When you set down the entries, keep every word exactly as it is but drop the pictures.

→ EXERCISE MATERIALS
+--
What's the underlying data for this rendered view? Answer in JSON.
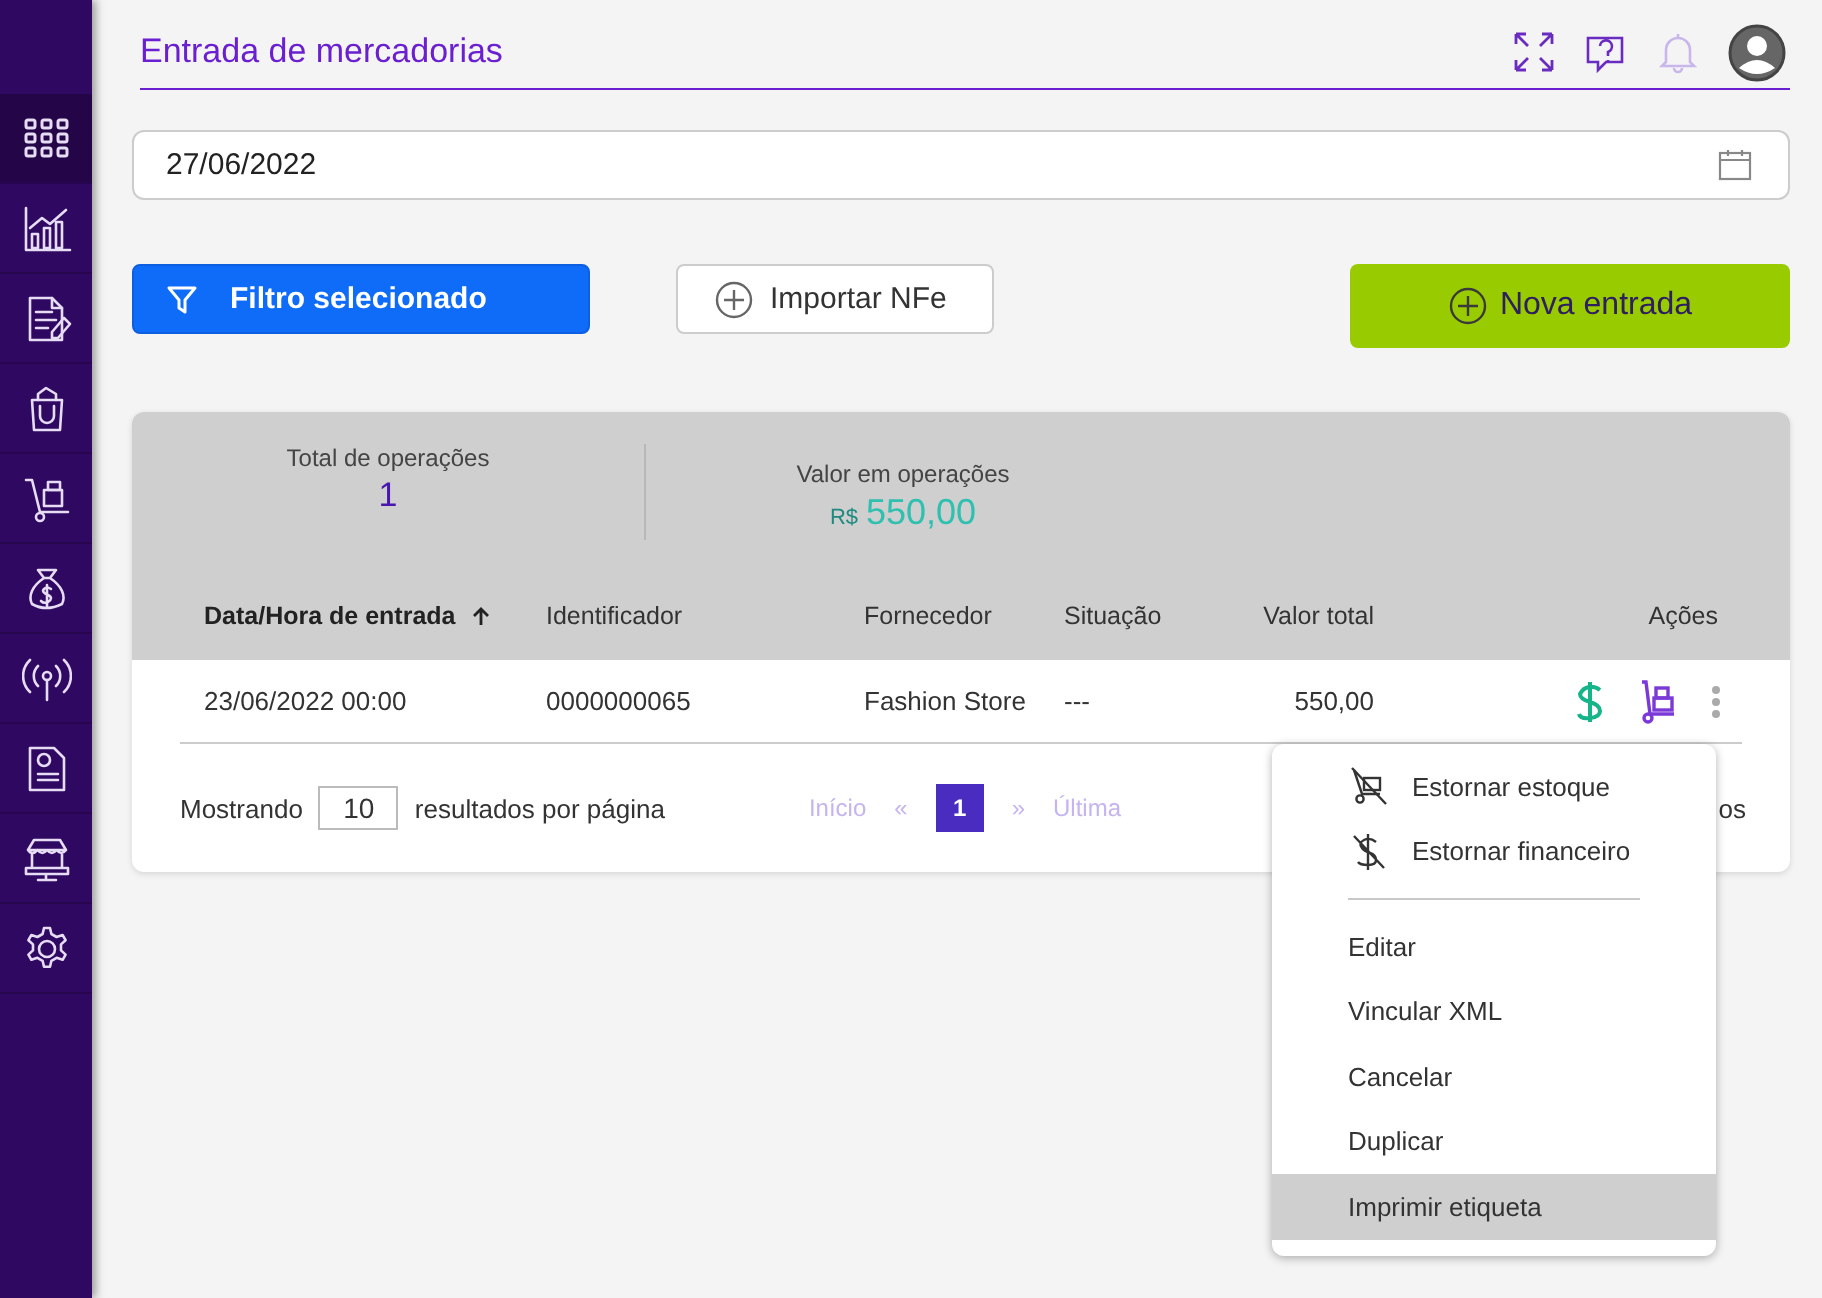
{
  "sidebar": {
    "items": [
      {
        "kind": "apps",
        "selected": true
      },
      {
        "kind": "chart",
        "selected": false
      },
      {
        "kind": "document-edit",
        "selected": false
      },
      {
        "kind": "bag",
        "selected": false
      },
      {
        "kind": "cart",
        "selected": false
      },
      {
        "kind": "money-bag",
        "selected": false
      },
      {
        "kind": "antenna",
        "selected": false
      },
      {
        "kind": "report",
        "selected": false
      },
      {
        "kind": "store",
        "selected": false
      },
      {
        "kind": "settings",
        "selected": false
      }
    ]
  },
  "header": {
    "title": "Entrada de mercadorias"
  },
  "date_field": {
    "value": "27/06/2022"
  },
  "buttons": [
    {
      "kind": "filter",
      "label": "Filtro selecionado"
    },
    {
      "kind": "import",
      "label": "Importar NFe"
    },
    {
      "kind": "new",
      "label": "Nova entrada"
    }
  ],
  "summary": [
    {
      "label": "Total de operações",
      "value": "1"
    },
    {
      "label": "Valor em operações",
      "currency": "R$",
      "value": "550,00"
    }
  ],
  "table": {
    "columns": [
      {
        "label": "Data/Hora de entrada",
        "sorted": true
      },
      {
        "label": "Identificador",
        "sorted": false
      },
      {
        "label": "Fornecedor",
        "sorted": false
      },
      {
        "label": "Situação",
        "sorted": false
      },
      {
        "label": "Valor total",
        "sorted": false
      },
      {
        "label": "Ações",
        "sorted": false
      }
    ],
    "rows": [
      {
        "cells": [
          "23/06/2022 00:00",
          "0000000065",
          "Fashion Store",
          "---",
          "550,00"
        ]
      }
    ]
  },
  "pagination": {
    "prefix": "Mostrando",
    "page_size": "10",
    "suffix": "resultados por página",
    "first": "Início",
    "prev": "«",
    "pages": [
      {
        "label": "1",
        "selected": true
      }
    ],
    "next": "»",
    "last": "Última",
    "summary": "os"
  },
  "menu": {
    "icon_items": [
      {
        "kind": "stock",
        "label": "Estornar estoque"
      },
      {
        "kind": "finance",
        "label": "Estornar financeiro"
      }
    ],
    "items": [
      {
        "label": "Editar",
        "selected": false
      },
      {
        "label": "Vincular XML",
        "selected": false
      },
      {
        "label": "Cancelar",
        "selected": false
      },
      {
        "label": "Duplicar",
        "selected": false
      },
      {
        "label": "Imprimir etiqueta",
        "selected": true
      }
    ]
  }
}
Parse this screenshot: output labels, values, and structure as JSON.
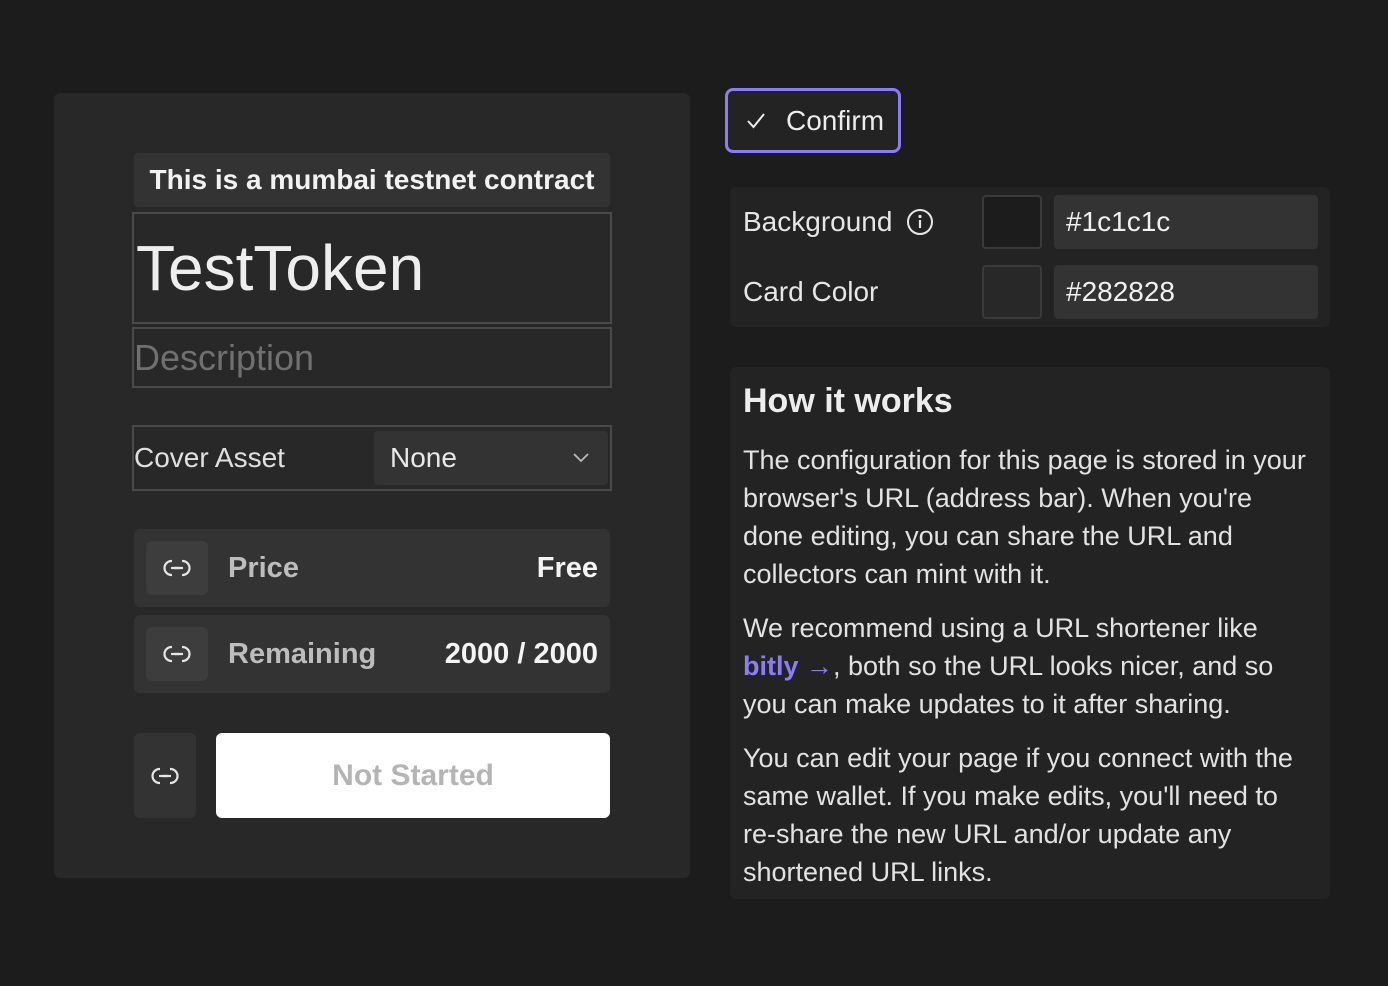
{
  "card": {
    "testnet_banner": "This is a mumbai testnet contract",
    "title": "TestToken",
    "description_placeholder": "Description",
    "cover_asset": {
      "label": "Cover Asset",
      "selected": "None"
    },
    "price": {
      "label": "Price",
      "value": "Free"
    },
    "remaining": {
      "label": "Remaining",
      "value": "2000 / 2000"
    },
    "status_button": "Not Started"
  },
  "confirm": {
    "label": "Confirm",
    "accent": "#8b7cf8"
  },
  "colors": {
    "background": {
      "label": "Background",
      "value": "#1c1c1c"
    },
    "card_color": {
      "label": "Card Color",
      "value": "#282828"
    }
  },
  "how_it_works": {
    "title": "How it works",
    "paragraph1": "The configuration for this page is stored in your browser's URL (address bar). When you're done editing, you can share the URL and collectors can mint with it.",
    "paragraph2_before": "We recommend using a URL shortener like ",
    "paragraph2_link": "bitly →",
    "paragraph2_after": ", both so the URL looks nicer, and so you can make updates to it after sharing.",
    "paragraph3": "You can edit your page if you connect with the same wallet. If you make edits, you'll need to re-share the new URL and/or update any shortened URL links."
  },
  "icons": [
    "link-icon",
    "chevron-down-icon",
    "check-icon",
    "info-icon"
  ]
}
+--
→ COMPLETED EXERCISE
What's the underlying data for this rendered view? Answer in JSON.
{
  "sidebar": {
    "items": [
      {
        "kind": "apps",
        "selected": true
      },
      {
        "kind": "chart",
        "selected": false
      },
      {
        "kind": "document-edit",
        "selected": false
      },
      {
        "kind": "bag",
        "selected": false
      },
      {
        "kind": "cart",
        "selected": false
      },
      {
        "kind": "money-bag",
        "selected": false
      },
      {
        "kind": "antenna",
        "selected": false
      },
      {
        "kind": "report",
        "selected": false
      },
      {
        "kind": "store",
        "selected": false
      },
      {
        "kind": "settings",
        "selected": false
      }
    ]
  },
  "header": {
    "title": "Entrada de mercadorias"
  },
  "date_field": {
    "value": "27/06/2022"
  },
  "buttons": [
    {
      "kind": "filter",
      "label": "Filtro selecionado"
    },
    {
      "kind": "import",
      "label": "Importar NFe"
    },
    {
      "kind": "new",
      "label": "Nova entrada"
    }
  ],
  "summary": [
    {
      "label": "Total de operações",
      "value": "1"
    },
    {
      "label": "Valor em operações",
      "currency": "R$",
      "value": "550,00"
    }
  ],
  "table": {
    "columns": [
      {
        "label": "Data/Hora de entrada",
        "sorted": true
      },
      {
        "label": "Identificador",
        "sorted": false
      },
      {
        "label": "Fornecedor",
        "sorted": false
      },
      {
        "label": "Situação",
        "sorted": false
      },
      {
        "label": "Valor total",
        "sorted": false
      },
      {
        "label": "Ações",
        "sorted": false
      }
    ],
    "rows": [
      {
        "cells": [
          "23/06/2022 00:00",
          "0000000065",
          "Fashion Store",
          "---",
          "550,00"
        ]
      }
    ]
  },
  "pagination": {
    "prefix": "Mostrando",
    "page_size": "10",
    "suffix": "resultados por página",
    "first": "Início",
    "prev": "«",
    "pages": [
      {
        "label": "1",
        "selected": true
      }
    ],
    "next": "»",
    "last": "Última",
    "summary": "os"
  },
  "menu": {
    "icon_items": [
      {
        "kind": "stock",
        "label": "Estornar estoque"
      },
      {
        "kind": "finance",
        "label": "Estornar financeiro"
      }
    ],
    "items": [
      {
        "label": "Editar",
        "selected": false
      },
      {
        "label": "Vincular XML",
        "selected": false
      },
      {
        "label": "Cancelar",
        "selected": false
      },
      {
        "label": "Duplicar",
        "selected": false
      },
      {
        "label": "Imprimir etiqueta",
        "selected": true
      }
    ]
  }
}
Parse this screenshot: output labels, values, and structure as JSON.
{
  "card": {
    "testnet_banner": "This is a mumbai testnet contract",
    "title": "TestToken",
    "description_placeholder": "Description",
    "cover_asset": {
      "label": "Cover Asset",
      "selected": "None"
    },
    "price": {
      "label": "Price",
      "value": "Free"
    },
    "remaining": {
      "label": "Remaining",
      "value": "2000 / 2000"
    },
    "status_button": "Not Started"
  },
  "confirm": {
    "label": "Confirm",
    "accent": "#8b7cf8"
  },
  "colors": {
    "background": {
      "label": "Background",
      "value": "#1c1c1c"
    },
    "card_color": {
      "label": "Card Color",
      "value": "#282828"
    }
  },
  "how_it_works": {
    "title": "How it works",
    "paragraph1": "The configuration for this page is stored in your browser's URL (address bar). When you're done editing, you can share the URL and collectors can mint with it.",
    "paragraph2_before": "We recommend using a URL shortener like ",
    "paragraph2_link": "bitly →",
    "paragraph2_after": ", both so the URL looks nicer, and so you can make updates to it after sharing.",
    "paragraph3": "You can edit your page if you connect with the same wallet. If you make edits, you'll need to re-share the new URL and/or update any shortened URL links."
  },
  "icons": [
    "link-icon",
    "chevron-down-icon",
    "check-icon",
    "info-icon"
  ]
}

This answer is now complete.